+++ Records shown +++

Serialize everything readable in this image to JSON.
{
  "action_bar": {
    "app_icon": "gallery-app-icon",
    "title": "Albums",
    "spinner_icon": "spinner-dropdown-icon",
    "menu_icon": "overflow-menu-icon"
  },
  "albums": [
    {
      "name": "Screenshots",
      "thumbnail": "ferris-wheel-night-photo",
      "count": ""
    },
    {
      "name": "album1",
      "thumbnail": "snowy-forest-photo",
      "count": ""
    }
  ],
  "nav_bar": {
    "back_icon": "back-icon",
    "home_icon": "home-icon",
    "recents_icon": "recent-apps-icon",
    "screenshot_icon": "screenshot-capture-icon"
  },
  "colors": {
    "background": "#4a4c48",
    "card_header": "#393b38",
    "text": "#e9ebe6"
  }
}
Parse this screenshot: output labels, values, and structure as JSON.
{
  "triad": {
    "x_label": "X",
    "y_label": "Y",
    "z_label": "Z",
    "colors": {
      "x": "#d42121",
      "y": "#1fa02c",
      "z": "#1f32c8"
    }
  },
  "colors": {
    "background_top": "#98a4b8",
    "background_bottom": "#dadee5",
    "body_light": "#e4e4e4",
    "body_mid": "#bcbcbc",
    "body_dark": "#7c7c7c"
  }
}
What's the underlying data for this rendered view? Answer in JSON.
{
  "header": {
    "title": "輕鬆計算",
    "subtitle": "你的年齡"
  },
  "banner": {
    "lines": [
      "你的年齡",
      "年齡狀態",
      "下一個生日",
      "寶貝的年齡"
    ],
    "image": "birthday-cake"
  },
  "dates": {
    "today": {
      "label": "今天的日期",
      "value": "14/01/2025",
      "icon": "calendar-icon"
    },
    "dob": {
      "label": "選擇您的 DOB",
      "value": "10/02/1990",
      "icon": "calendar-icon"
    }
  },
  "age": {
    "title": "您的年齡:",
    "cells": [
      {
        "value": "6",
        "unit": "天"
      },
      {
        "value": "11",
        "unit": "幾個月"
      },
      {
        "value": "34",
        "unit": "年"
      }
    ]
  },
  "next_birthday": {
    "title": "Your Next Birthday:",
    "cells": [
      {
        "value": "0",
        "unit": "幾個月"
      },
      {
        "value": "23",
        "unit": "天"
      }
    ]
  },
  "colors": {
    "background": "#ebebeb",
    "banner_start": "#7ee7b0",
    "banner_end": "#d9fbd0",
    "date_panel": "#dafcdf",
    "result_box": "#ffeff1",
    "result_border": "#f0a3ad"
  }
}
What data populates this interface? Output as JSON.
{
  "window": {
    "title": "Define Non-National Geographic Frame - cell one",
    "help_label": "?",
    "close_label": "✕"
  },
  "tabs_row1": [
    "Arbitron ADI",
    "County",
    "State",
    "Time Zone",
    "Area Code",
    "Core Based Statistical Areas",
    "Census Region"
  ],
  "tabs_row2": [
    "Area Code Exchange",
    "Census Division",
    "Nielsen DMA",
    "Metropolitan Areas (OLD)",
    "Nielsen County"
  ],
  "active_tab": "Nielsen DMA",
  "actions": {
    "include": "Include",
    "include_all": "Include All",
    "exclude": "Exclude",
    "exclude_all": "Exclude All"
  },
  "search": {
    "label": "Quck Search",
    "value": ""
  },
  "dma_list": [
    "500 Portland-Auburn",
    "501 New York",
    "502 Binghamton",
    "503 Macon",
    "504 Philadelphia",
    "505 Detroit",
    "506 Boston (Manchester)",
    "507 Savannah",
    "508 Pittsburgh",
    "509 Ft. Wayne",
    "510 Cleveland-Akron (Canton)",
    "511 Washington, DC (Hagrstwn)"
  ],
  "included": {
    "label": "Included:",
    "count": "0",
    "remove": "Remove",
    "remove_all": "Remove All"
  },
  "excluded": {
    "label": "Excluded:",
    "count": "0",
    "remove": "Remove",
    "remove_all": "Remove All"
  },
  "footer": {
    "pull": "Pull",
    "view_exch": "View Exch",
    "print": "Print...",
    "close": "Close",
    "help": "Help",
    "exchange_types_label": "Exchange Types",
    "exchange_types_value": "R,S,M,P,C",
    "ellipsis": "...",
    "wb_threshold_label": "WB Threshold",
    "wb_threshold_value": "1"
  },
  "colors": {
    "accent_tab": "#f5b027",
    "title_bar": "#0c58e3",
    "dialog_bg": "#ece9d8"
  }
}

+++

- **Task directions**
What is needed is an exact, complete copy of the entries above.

- **Task response**
Serialize everything readable in this image to JSON.
{
  "action_bar": {
    "app_icon": "gallery-app-icon",
    "title": "Albums",
    "spinner_icon": "spinner-dropdown-icon",
    "menu_icon": "overflow-menu-icon"
  },
  "albums": [
    {
      "name": "Screenshots",
      "thumbnail": "ferris-wheel-night-photo",
      "count": ""
    },
    {
      "name": "album1",
      "thumbnail": "snowy-forest-photo",
      "count": ""
    }
  ],
  "nav_bar": {
    "back_icon": "back-icon",
    "home_icon": "home-icon",
    "recents_icon": "recent-apps-icon",
    "screenshot_icon": "screenshot-capture-icon"
  },
  "colors": {
    "background": "#4a4c48",
    "card_header": "#393b38",
    "text": "#e9ebe6"
  }
}
Parse this screenshot: output labels, values, and structure as JSON.
{
  "triad": {
    "x_label": "X",
    "y_label": "Y",
    "z_label": "Z",
    "colors": {
      "x": "#d42121",
      "y": "#1fa02c",
      "z": "#1f32c8"
    }
  },
  "colors": {
    "background_top": "#98a4b8",
    "background_bottom": "#dadee5",
    "body_light": "#e4e4e4",
    "body_mid": "#bcbcbc",
    "body_dark": "#7c7c7c"
  }
}
What's the underlying data for this rendered view? Answer in JSON.
{
  "header": {
    "title": "輕鬆計算",
    "subtitle": "你的年齡"
  },
  "banner": {
    "lines": [
      "你的年齡",
      "年齡狀態",
      "下一個生日",
      "寶貝的年齡"
    ],
    "image": "birthday-cake"
  },
  "dates": {
    "today": {
      "label": "今天的日期",
      "value": "14/01/2025",
      "icon": "calendar-icon"
    },
    "dob": {
      "label": "選擇您的 DOB",
      "value": "10/02/1990",
      "icon": "calendar-icon"
    }
  },
  "age": {
    "title": "您的年齡:",
    "cells": [
      {
        "value": "6",
        "unit": "天"
      },
      {
        "value": "11",
        "unit": "幾個月"
      },
      {
        "value": "34",
        "unit": "年"
      }
    ]
  },
  "next_birthday": {
    "title": "Your Next Birthday:",
    "cells": [
      {
        "value": "0",
        "unit": "幾個月"
      },
      {
        "value": "23",
        "unit": "天"
      }
    ]
  },
  "colors": {
    "background": "#ebebeb",
    "banner_start": "#7ee7b0",
    "banner_end": "#d9fbd0",
    "date_panel": "#dafcdf",
    "result_box": "#ffeff1",
    "result_border": "#f0a3ad"
  }
}
What data populates this interface? Output as JSON.
{
  "window": {
    "title": "Define Non-National Geographic Frame - cell one",
    "help_label": "?",
    "close_label": "✕"
  },
  "tabs_row1": [
    "Arbitron ADI",
    "County",
    "State",
    "Time Zone",
    "Area Code",
    "Core Based Statistical Areas",
    "Census Region"
  ],
  "tabs_row2": [
    "Area Code Exchange",
    "Census Division",
    "Nielsen DMA",
    "Metropolitan Areas (OLD)",
    "Nielsen County"
  ],
  "active_tab": "Nielsen DMA",
  "actions": {
    "include": "Include",
    "include_all": "Include All",
    "exclude": "Exclude",
    "exclude_all": "Exclude All"
  },
  "search": {
    "label": "Quck Search",
    "value": ""
  },
  "dma_list": [
    "500 Portland-Auburn",
    "501 New York",
    "502 Binghamton",
    "503 Macon",
    "504 Philadelphia",
    "505 Detroit",
    "506 Boston (Manchester)",
    "507 Savannah",
    "508 Pittsburgh",
    "509 Ft. Wayne",
    "510 Cleveland-Akron (Canton)",
    "511 Washington, DC (Hagrstwn)"
  ],
  "included": {
    "label": "Included:",
    "count": "0",
    "remove": "Remove",
    "remove_all": "Remove All"
  },
  "excluded": {
    "label": "Excluded:",
    "count": "0",
    "remove": "Remove",
    "remove_all": "Remove All"
  },
  "footer": {
    "pull": "Pull",
    "view_exch": "View Exch",
    "print": "Print...",
    "close": "Close",
    "help": "Help",
    "exchange_types_label": "Exchange Types",
    "exchange_types_value": "R,S,M,P,C",
    "ellipsis": "...",
    "wb_threshold_label": "WB Threshold",
    "wb_threshold_value": "1"
  },
  "colors": {
    "accent_tab": "#f5b027",
    "title_bar": "#0c58e3",
    "dialog_bg": "#ece9d8"
  }
}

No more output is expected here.